Furnish closes The Coin of the Islamic Realm with a summation of lessons learned from the Ottoman experience to deal with fundamentalist and apocalyptic insurgencies in the Islamic world: be willing to take the kinetic fight to the enemy, interdict outside support, deny the use of safe havens, capture or kill charismatic insurgent leaders (especially Mahdists) enlist respected Muslim religious leaders to condemn the theological distortions, errors and crimes of the terrorists or guerillas. Sound advice, but difficult to do when US policymakers want to fight limited wars with unlimited objectives in far away lands without expending political capital against enemies they seldom have the courage to describe honestly in public. Hopefully when facing the next ISIS or al Qaida they will take Furnish’s advice to heart.

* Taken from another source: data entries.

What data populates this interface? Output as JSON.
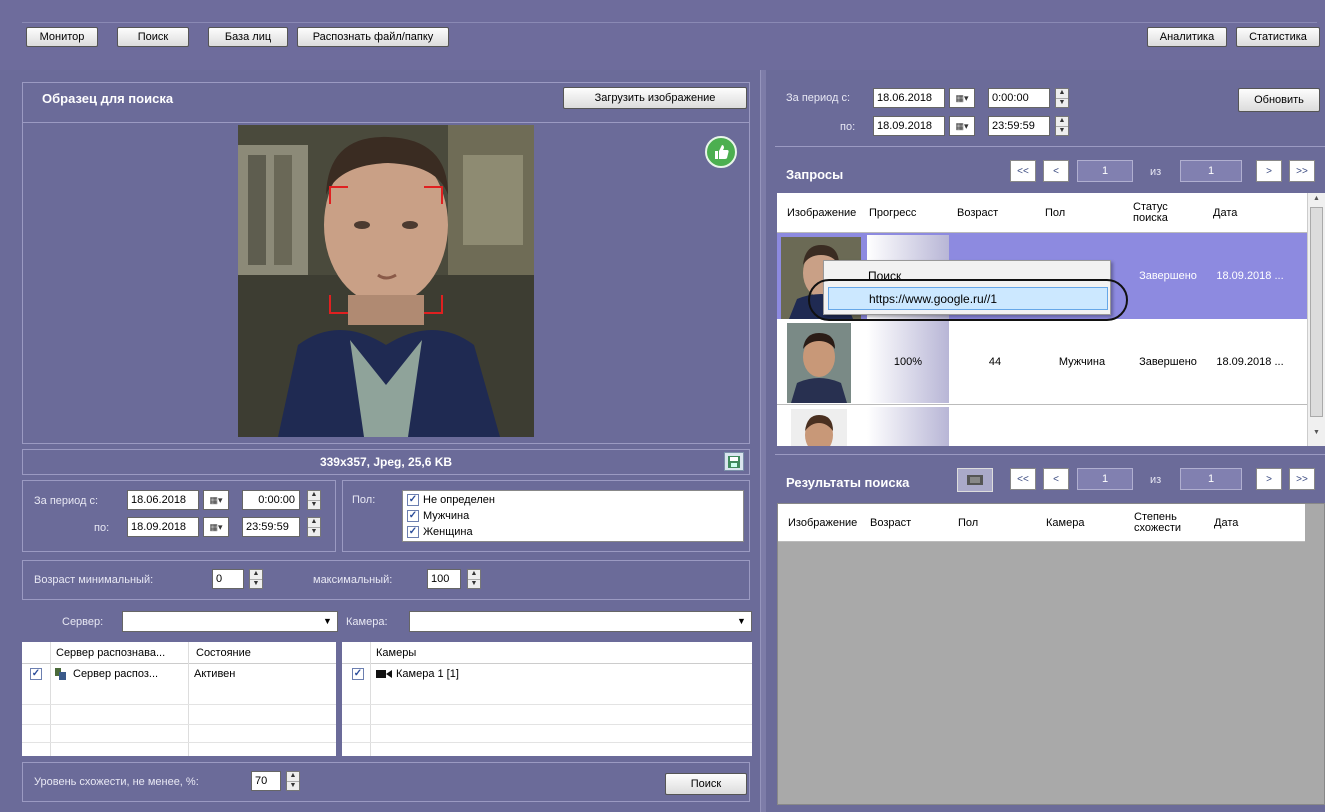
{
  "toolbar": {
    "buttons": [
      "Монитор",
      "Поиск",
      "База лиц",
      "Распознать файл/папку"
    ],
    "right_buttons": [
      "Аналитика",
      "Статистика"
    ]
  },
  "sample": {
    "title": "Образец для поиска",
    "upload_label": "Загрузить изображение",
    "image_info": "339x357, Jpeg, 25,6 KB"
  },
  "filters": {
    "period_from_label": "За период с:",
    "period_to_label": "по:",
    "date_from": "18.06.2018",
    "time_from": "0:00:00",
    "date_to": "18.09.2018",
    "time_to": "23:59:59",
    "gender_label": "Пол:",
    "genders": [
      "Не определен",
      "Мужчина",
      "Женщина"
    ],
    "age_min_label": "Возраст минимальный:",
    "age_min": "0",
    "age_max_label": "максимальный:",
    "age_max": "100",
    "server_label": "Сервер:",
    "server_value": "",
    "camera_label": "Камера:",
    "camera_value": ""
  },
  "servers_table": {
    "headers": [
      "Сервер распознава...",
      "Состояние"
    ],
    "rows": [
      {
        "name": "Сервер распоз...",
        "state": "Активен"
      }
    ]
  },
  "cameras_table": {
    "headers": [
      "Камеры"
    ],
    "rows": [
      {
        "name": "Камера 1 [1]"
      }
    ]
  },
  "similarity": {
    "label": "Уровень схожести, не менее, %:",
    "value": "70",
    "search_label": "Поиск"
  },
  "right_filter": {
    "period_from_label": "За период с:",
    "period_to_label": "по:",
    "date_from": "18.06.2018",
    "time_from": "0:00:00",
    "date_to": "18.09.2018",
    "time_to": "23:59:59",
    "refresh_label": "Обновить"
  },
  "requests": {
    "title": "Запросы",
    "pager": {
      "first": "<<",
      "prev": "<",
      "page": "1",
      "of": "из",
      "total": "1",
      "next": ">",
      "last": ">>"
    },
    "headers": [
      "Изображение",
      "Прогресс",
      "Возраст",
      "Пол",
      "Статус поиска",
      "Дата"
    ],
    "rows": [
      {
        "progress": "",
        "age": "",
        "gender": "",
        "status": "Завершено",
        "date": "18.09.2018 ..."
      },
      {
        "progress": "100%",
        "age": "44",
        "gender": "Мужчина",
        "status": "Завершено",
        "date": "18.09.2018 ..."
      }
    ],
    "context_menu": [
      "Поиск",
      "https://www.google.ru//1"
    ]
  },
  "results": {
    "title": "Результаты поиска",
    "pager": {
      "first": "<<",
      "prev": "<",
      "page": "1",
      "of": "из",
      "total": "1",
      "next": ">",
      "last": ">>"
    },
    "headers": [
      "Изображение",
      "Возраст",
      "Пол",
      "Камера",
      "Степень схожести",
      "Дата"
    ]
  },
  "colors": {
    "background": "#6b6b99",
    "selected_row": "#8d8ae0",
    "context_highlight": "#cce8ff",
    "like_badge": "#4caf50"
  }
}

The Coin of the Islamic Realm by Timothy Furnish fills an important gap in COIN literature and is particularly helpful for laymen to get a fast understanding of the theological fracture points within the Islamic world that crystallized into political upheaval and armed rebellion against central authority. I for example, learned much about Zaydi Fivers and the Ottoman Turk relationship with Sufi orders that were previously unknown to me as well as the historical nuances of Islam as practiced in the world’s last great multinational Muslim empire. What stood out from Furnish’s highly contextual take is how deeply rooted America’s policy challenges with irregular violence in the greater Middle-East are as well as how difficult it is for our politicians and generals to profit from lessons learned many times, often painfully, by others.